Test Interval Comments

Clinical evaluation Annually or if recurrent symptoms

Normal titers are insensitive for ongoing gluten exposure or enteropathy

Serology Every 3–6 months until normal, then every 1–2 years


Nutritional evaluation

Every 3–6 months until normal, then every 1–2 years


Bone density 2QFHZLWKLQ¿UVW


increases or increasing levels indicate a comorbid liver disorder

Thyroid function tests

At diagnosis, then every 1–2 years

Autoimmune thyroid disease is the most common comorbid autoimmune disorder, found in approximately 15–20% of adults with celiac disease

Duodenal biopsy Consider 1–2 years after diagnosis

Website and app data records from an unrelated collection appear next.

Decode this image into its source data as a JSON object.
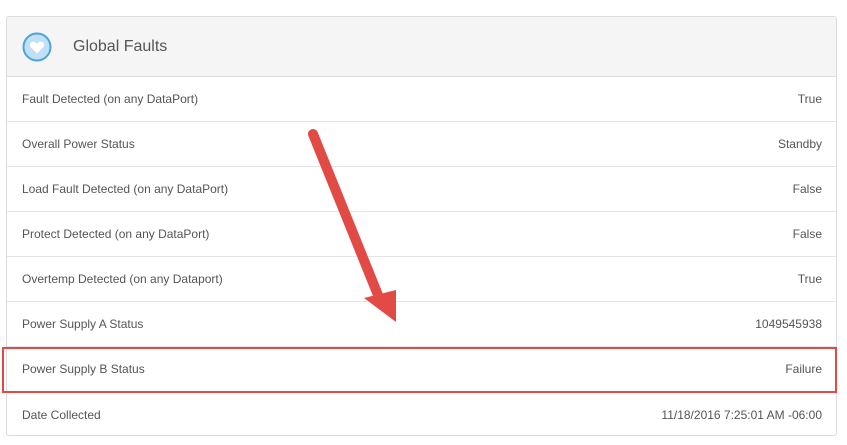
{
  "panel": {
    "title": "Global Faults",
    "icon": "heart-icon",
    "rows": [
      {
        "label": "Fault Detected (on any DataPort)",
        "value": "True"
      },
      {
        "label": "Overall Power Status",
        "value": "Standby"
      },
      {
        "label": "Load Fault Detected (on any DataPort)",
        "value": "False"
      },
      {
        "label": "Protect Detected (on any DataPort)",
        "value": "False"
      },
      {
        "label": "Overtemp Detected (on any Dataport)",
        "value": "True"
      },
      {
        "label": "Power Supply A Status",
        "value": "1049545938"
      },
      {
        "label": "Power Supply B Status",
        "value": "Failure"
      },
      {
        "label": "Date Collected",
        "value": "11/18/2016 7:25:01 AM -06:00"
      }
    ]
  },
  "annotation": {
    "highlight_color": "#e24a45",
    "arrow_color": "#e24a45"
  }
}
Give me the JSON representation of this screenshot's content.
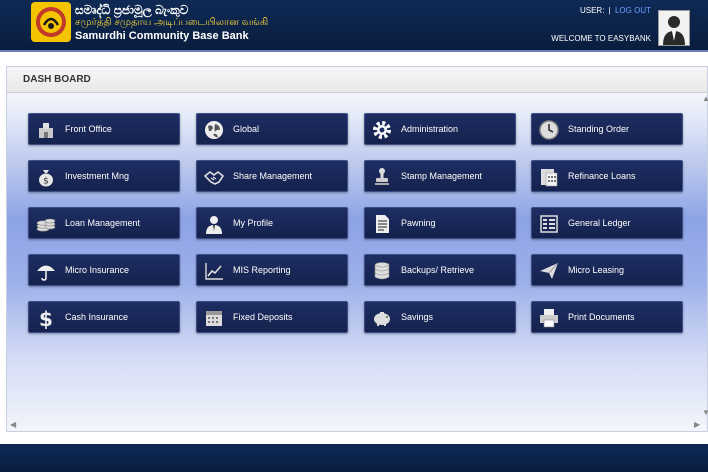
{
  "header": {
    "brand_si": "සමෘද්ධි ප්‍රජාමූල බැංකුව",
    "brand_ta": "சமுர்த்தி சமுதாய அடிப்படையிலான வங்கி",
    "brand_en": "Samurdhi Community Base Bank",
    "user_label": "USER:",
    "separator": "|",
    "logout_label": "LOG OUT",
    "welcome": "WELCOME TO EASYBANK"
  },
  "dashboard": {
    "title": "DASH BOARD",
    "tiles": [
      {
        "label": "Front Office",
        "icon": "building-icon"
      },
      {
        "label": "Global",
        "icon": "globe-icon"
      },
      {
        "label": "Administration",
        "icon": "gear-icon"
      },
      {
        "label": "Standing Order",
        "icon": "clock-icon"
      },
      {
        "label": "Investment Mng",
        "icon": "money-bag-icon"
      },
      {
        "label": "Share Management",
        "icon": "handshake-icon"
      },
      {
        "label": "Stamp Management",
        "icon": "stamp-icon"
      },
      {
        "label": "Refinance Loans",
        "icon": "calculator-icon"
      },
      {
        "label": "Loan Management",
        "icon": "coins-icon"
      },
      {
        "label": "My Profile",
        "icon": "user-icon"
      },
      {
        "label": "Pawning",
        "icon": "document-icon"
      },
      {
        "label": "General Ledger",
        "icon": "ledger-icon"
      },
      {
        "label": "Micro Insurance",
        "icon": "umbrella-icon"
      },
      {
        "label": "MIS Reporting",
        "icon": "chart-icon"
      },
      {
        "label": "Backups/ Retrieve",
        "icon": "database-icon"
      },
      {
        "label": "Micro Leasing",
        "icon": "paper-plane-icon"
      },
      {
        "label": "Cash Insurance",
        "icon": "dollar-icon"
      },
      {
        "label": "Fixed Deposits",
        "icon": "calendar-icon"
      },
      {
        "label": "Savings",
        "icon": "piggy-bank-icon"
      },
      {
        "label": "Print Documents",
        "icon": "printer-icon"
      }
    ]
  }
}
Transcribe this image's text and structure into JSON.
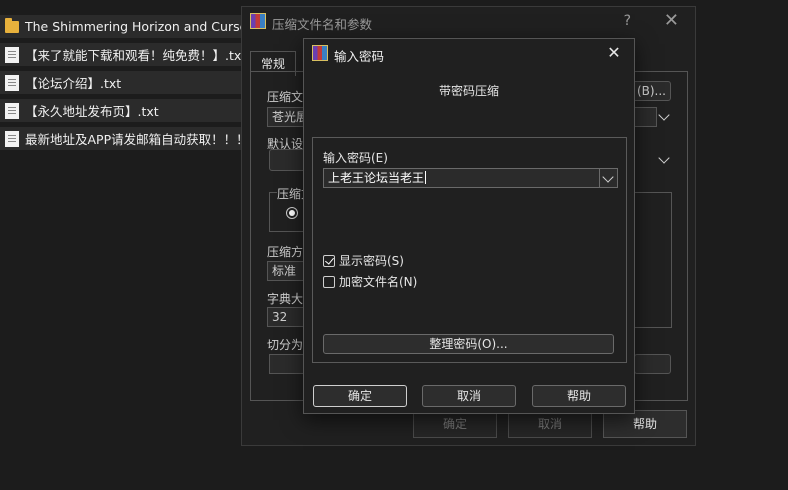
{
  "files": [
    {
      "name": "The Shimmering Horizon and Cursed",
      "icon": "folder-icon"
    },
    {
      "name": "【来了就能下载和观看！纯免费！】.txt",
      "icon": "text-file-icon"
    },
    {
      "name": "【论坛介绍】.txt",
      "icon": "text-file-icon"
    },
    {
      "name": "【永久地址发布页】.txt",
      "icon": "text-file-icon"
    },
    {
      "name": "最新地址及APP请发邮箱自动获取！！！.",
      "icon": "text-file-icon"
    }
  ],
  "back_dialog": {
    "title": "压缩文件名和参数",
    "help_symbol": "?",
    "close_symbol": "✕",
    "tab_general": "常规",
    "archive_name_label": "压缩文",
    "archive_name_value": "苍光展",
    "browse_fragment": "(B)...",
    "default_settings_label": "默认设",
    "format_label": "压缩文",
    "method_label": "压缩方",
    "method_value": "标准",
    "dict_label": "字典大",
    "dict_value": "32",
    "split_label": "切分为",
    "ok": "确定",
    "cancel": "取消",
    "help": "帮助"
  },
  "password_dialog": {
    "title": "输入密码",
    "close_symbol": "✕",
    "subtitle": "带密码压缩",
    "password_label": "输入密码(E)",
    "password_value": "上老王论坛当老王",
    "show_password_label": "显示密码(S)",
    "show_password_checked": true,
    "encrypt_filenames_label": "加密文件名(N)",
    "encrypt_filenames_checked": false,
    "organize_button": "整理密码(O)...",
    "ok": "确定",
    "cancel": "取消",
    "help": "帮助"
  }
}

if this is necessary for patients with well-treated, clinically responsive celiac disease Cancer screening As for general